[App and web page records]
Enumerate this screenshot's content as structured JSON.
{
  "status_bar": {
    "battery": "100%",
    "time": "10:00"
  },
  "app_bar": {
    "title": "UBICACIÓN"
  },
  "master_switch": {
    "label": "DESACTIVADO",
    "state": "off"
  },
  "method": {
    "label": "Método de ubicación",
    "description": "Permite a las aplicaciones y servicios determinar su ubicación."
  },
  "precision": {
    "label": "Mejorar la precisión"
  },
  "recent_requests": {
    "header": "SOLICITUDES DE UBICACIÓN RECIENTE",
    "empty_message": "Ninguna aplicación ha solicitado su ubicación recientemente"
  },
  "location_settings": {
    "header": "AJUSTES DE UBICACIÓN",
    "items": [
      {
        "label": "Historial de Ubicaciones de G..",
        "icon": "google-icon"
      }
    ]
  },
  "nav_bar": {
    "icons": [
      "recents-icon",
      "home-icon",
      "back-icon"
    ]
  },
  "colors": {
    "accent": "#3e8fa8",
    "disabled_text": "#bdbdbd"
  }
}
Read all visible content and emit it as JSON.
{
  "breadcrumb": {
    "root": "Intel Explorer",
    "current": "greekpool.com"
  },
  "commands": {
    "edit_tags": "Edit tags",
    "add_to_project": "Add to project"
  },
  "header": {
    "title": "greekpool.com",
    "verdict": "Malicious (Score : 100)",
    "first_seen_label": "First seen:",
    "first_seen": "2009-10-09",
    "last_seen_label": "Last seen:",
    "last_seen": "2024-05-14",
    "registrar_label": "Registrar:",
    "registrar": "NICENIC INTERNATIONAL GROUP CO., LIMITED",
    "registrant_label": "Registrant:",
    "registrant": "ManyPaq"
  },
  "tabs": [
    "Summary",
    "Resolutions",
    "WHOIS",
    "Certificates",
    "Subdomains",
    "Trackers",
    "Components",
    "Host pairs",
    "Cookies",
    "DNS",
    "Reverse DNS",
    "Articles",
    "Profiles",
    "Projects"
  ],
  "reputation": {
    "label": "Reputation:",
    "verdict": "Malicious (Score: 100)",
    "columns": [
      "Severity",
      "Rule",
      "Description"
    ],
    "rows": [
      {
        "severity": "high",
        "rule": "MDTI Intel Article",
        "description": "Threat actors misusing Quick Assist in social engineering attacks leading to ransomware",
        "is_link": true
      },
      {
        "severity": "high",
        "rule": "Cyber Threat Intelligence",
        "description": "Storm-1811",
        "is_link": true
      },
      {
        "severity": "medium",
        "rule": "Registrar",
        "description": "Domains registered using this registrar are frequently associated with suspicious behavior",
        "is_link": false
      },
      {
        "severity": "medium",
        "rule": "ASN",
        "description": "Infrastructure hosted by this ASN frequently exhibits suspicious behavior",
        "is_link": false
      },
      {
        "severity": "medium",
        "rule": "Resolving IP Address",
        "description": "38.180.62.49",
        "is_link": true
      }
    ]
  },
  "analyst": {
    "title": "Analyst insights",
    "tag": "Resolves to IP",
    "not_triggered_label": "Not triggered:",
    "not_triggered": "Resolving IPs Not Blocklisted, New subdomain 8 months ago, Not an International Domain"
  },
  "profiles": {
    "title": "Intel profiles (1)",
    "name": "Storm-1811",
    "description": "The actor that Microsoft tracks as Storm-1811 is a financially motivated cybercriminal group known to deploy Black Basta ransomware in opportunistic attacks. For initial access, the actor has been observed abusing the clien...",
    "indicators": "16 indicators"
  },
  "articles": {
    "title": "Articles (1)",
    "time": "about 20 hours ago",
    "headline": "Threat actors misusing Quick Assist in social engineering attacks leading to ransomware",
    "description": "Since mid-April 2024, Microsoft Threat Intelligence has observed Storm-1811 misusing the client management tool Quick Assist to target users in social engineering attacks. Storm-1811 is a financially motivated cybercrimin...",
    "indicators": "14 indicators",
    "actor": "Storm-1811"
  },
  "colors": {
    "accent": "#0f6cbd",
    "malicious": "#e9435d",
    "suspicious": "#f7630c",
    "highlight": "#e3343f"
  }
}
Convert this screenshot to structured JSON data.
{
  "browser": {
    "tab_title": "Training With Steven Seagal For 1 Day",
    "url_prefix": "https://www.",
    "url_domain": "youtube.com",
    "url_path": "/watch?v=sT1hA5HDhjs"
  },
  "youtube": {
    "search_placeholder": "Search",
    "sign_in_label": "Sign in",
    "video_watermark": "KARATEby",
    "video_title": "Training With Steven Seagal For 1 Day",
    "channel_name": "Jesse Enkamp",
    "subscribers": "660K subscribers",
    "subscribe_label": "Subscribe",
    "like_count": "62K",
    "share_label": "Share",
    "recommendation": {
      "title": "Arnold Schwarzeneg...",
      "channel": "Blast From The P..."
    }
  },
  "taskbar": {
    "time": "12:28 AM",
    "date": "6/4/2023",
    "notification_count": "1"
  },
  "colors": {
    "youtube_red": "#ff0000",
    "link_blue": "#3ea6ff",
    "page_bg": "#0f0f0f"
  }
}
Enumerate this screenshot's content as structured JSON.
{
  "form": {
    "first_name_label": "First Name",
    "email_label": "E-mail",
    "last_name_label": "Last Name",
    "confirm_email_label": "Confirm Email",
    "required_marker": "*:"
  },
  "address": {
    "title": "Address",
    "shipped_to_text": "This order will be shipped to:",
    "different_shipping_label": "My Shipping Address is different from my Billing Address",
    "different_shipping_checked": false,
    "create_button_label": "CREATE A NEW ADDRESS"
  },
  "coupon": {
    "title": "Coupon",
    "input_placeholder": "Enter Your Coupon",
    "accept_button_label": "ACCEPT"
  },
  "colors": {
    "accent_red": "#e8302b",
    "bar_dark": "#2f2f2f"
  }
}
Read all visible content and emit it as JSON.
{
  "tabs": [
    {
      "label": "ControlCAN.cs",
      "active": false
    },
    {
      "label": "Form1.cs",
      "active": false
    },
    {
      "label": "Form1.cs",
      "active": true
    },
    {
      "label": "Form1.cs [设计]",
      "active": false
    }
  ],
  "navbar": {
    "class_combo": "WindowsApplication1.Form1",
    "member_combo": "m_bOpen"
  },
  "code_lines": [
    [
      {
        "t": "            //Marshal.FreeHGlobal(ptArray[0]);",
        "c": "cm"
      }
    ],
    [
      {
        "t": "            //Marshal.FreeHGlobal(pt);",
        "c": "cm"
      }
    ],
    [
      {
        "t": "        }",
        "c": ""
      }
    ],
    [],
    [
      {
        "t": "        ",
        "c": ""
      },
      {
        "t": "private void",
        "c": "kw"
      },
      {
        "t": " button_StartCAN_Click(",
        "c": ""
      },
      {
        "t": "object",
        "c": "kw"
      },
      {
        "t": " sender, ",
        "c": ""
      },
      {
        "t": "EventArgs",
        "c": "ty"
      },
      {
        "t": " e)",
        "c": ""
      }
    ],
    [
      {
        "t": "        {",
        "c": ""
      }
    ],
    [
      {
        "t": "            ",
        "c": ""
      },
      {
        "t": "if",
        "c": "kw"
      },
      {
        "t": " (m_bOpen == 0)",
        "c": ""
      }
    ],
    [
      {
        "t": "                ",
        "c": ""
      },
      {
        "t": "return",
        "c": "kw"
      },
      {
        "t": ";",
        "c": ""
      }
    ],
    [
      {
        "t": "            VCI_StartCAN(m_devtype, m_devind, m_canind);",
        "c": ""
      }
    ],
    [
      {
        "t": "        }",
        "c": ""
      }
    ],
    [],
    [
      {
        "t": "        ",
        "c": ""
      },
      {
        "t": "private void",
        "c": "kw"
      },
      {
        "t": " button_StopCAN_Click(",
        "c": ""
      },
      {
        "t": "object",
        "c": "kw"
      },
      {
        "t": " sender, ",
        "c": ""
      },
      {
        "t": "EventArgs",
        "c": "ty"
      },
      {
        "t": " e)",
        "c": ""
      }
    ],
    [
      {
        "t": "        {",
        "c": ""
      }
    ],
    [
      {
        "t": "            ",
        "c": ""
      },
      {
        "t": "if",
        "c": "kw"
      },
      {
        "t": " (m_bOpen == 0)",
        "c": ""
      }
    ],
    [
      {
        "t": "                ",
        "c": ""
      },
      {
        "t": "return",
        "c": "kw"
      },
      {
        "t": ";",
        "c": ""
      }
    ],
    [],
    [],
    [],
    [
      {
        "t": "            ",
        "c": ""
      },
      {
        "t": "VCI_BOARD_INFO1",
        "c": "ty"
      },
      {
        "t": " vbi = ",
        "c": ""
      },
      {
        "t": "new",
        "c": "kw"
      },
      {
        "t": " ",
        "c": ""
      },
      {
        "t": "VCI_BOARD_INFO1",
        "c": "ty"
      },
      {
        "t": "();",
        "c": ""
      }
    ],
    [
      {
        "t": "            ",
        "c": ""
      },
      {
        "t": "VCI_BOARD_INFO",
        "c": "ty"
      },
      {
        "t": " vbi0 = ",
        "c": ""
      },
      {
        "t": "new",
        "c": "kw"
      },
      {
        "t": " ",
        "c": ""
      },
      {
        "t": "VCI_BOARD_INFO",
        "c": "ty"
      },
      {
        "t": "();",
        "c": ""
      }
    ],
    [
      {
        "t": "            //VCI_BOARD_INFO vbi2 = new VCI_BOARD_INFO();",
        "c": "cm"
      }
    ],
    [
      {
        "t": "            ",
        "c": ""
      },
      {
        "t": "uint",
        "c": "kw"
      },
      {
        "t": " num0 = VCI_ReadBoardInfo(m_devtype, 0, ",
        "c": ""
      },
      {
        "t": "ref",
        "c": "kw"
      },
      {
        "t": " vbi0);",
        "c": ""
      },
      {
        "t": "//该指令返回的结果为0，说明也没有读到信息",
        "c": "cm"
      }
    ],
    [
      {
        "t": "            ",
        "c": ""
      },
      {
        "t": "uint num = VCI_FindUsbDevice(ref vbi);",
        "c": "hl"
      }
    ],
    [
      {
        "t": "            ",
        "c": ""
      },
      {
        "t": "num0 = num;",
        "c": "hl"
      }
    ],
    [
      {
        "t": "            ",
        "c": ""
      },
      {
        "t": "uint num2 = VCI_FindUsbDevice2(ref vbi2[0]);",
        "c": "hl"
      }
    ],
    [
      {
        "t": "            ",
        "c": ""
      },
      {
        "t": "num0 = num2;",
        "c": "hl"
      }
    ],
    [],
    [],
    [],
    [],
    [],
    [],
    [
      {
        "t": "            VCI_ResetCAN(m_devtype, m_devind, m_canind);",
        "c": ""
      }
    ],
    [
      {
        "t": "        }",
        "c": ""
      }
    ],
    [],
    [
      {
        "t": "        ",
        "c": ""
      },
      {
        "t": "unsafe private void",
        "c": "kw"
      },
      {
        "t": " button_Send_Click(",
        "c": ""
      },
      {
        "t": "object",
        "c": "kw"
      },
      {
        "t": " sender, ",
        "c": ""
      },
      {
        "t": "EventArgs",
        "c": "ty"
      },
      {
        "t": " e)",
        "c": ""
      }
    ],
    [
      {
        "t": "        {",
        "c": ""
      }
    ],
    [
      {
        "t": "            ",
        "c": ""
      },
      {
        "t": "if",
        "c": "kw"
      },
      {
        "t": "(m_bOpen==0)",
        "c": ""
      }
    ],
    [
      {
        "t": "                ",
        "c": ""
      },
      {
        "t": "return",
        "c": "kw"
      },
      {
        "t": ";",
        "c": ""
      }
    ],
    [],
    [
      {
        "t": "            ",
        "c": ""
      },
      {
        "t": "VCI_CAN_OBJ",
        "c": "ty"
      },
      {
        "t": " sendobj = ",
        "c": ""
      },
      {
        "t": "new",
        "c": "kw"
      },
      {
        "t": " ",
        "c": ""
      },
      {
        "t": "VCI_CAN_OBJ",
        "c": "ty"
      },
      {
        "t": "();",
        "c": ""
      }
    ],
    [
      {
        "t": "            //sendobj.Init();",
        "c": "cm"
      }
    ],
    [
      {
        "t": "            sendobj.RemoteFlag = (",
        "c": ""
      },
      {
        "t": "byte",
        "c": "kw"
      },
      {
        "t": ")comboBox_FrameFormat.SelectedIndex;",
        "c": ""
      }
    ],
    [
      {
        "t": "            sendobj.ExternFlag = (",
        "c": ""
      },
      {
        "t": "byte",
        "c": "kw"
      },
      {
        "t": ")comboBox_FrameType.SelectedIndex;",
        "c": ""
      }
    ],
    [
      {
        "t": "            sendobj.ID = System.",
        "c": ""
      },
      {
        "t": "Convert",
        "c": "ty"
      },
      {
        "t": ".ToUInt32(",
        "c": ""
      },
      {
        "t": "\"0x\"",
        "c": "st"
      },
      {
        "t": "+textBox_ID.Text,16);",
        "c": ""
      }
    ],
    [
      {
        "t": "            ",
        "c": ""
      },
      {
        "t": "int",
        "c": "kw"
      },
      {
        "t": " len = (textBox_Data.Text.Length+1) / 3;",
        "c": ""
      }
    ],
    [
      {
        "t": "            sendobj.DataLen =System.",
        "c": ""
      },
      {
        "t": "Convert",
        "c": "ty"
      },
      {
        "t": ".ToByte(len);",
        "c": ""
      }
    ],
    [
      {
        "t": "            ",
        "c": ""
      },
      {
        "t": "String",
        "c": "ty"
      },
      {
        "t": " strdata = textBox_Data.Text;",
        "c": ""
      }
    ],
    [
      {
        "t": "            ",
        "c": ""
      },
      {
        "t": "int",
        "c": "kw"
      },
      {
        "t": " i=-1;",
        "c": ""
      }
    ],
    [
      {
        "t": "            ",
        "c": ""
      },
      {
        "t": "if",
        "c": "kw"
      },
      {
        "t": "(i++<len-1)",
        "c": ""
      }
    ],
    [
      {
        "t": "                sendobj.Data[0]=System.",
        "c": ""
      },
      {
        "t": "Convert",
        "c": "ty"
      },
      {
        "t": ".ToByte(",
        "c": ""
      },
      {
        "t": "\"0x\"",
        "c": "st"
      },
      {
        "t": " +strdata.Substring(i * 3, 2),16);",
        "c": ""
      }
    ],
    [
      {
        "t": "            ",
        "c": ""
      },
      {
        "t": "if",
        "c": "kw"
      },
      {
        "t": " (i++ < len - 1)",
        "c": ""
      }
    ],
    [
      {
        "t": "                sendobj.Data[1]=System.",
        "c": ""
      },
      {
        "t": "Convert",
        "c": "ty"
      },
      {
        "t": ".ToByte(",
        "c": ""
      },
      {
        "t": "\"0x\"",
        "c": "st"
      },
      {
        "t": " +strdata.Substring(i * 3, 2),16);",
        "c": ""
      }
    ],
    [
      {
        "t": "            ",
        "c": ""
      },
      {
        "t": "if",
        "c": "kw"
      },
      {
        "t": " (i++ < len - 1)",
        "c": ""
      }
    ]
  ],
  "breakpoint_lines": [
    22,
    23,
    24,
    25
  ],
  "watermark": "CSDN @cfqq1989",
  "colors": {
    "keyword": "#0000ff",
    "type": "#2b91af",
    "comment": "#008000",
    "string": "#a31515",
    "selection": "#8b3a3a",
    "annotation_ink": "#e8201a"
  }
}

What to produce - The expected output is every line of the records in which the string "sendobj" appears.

Exercise result -
        "t": " sendobj = ",
        "t": "            //sendobj.Init();",
        "t": "            sendobj.RemoteFlag = (",
        "t": "            sendobj.ExternFlag = (",
        "t": "            sendobj.ID = System.",
        "t": "            sendobj.DataLen =System.",
        "t": "                sendobj.Data[0]=System.",
        "t": "                sendobj.Data[1]=System.",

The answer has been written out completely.